▶

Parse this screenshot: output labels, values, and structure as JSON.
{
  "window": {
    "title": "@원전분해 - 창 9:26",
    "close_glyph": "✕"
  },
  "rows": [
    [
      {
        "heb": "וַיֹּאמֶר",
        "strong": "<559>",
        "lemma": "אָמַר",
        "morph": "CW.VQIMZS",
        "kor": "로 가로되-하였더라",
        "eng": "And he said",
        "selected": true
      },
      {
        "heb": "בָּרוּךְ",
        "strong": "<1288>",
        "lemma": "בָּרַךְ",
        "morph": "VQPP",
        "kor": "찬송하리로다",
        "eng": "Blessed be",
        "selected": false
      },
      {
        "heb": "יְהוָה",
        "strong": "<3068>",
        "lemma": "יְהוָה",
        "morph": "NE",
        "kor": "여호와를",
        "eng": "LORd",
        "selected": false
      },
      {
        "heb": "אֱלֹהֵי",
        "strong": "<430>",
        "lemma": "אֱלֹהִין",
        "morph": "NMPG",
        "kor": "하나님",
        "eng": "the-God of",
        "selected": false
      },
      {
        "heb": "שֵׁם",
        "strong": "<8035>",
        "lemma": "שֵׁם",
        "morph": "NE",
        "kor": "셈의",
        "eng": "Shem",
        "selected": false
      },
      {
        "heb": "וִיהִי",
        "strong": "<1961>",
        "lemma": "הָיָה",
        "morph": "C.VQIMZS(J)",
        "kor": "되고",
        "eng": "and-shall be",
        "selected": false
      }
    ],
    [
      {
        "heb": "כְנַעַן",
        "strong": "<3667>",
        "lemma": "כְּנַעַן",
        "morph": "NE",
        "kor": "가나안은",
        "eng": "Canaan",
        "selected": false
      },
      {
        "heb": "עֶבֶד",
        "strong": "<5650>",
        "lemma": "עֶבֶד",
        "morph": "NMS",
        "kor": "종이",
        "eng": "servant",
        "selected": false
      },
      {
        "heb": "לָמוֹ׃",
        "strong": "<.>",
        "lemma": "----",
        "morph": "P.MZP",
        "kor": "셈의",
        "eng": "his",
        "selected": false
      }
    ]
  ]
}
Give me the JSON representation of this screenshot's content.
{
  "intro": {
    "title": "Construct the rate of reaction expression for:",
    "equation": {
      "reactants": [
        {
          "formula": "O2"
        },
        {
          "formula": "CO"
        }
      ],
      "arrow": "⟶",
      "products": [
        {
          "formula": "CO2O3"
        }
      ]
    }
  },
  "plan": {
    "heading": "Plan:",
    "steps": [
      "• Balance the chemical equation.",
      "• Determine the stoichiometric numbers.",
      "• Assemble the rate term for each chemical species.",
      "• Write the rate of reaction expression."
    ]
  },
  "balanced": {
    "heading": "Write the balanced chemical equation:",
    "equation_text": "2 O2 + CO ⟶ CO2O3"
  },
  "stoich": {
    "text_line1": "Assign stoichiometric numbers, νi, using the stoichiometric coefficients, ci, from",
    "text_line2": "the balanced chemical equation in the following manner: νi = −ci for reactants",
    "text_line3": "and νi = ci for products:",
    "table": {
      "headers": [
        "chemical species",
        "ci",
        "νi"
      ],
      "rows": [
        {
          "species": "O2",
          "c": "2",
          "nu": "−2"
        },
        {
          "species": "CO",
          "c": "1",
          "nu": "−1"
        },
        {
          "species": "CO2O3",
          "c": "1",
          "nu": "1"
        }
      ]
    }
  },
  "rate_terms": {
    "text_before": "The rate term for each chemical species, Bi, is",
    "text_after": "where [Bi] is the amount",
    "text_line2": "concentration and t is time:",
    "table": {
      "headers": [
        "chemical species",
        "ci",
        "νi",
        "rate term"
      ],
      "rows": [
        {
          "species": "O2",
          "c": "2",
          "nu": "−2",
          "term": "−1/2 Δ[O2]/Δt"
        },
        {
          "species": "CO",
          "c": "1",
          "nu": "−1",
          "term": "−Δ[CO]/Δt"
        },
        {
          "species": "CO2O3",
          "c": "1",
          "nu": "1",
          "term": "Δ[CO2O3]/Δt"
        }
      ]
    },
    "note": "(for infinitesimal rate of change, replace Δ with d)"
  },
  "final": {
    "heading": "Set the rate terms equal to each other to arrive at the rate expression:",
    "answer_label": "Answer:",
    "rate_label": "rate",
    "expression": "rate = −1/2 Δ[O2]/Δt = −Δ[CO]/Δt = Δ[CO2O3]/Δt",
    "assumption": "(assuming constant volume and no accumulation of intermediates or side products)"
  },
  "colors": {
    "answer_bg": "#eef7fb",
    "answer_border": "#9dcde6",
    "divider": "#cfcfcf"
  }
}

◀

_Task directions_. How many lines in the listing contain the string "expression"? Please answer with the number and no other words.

_Written answer_. 4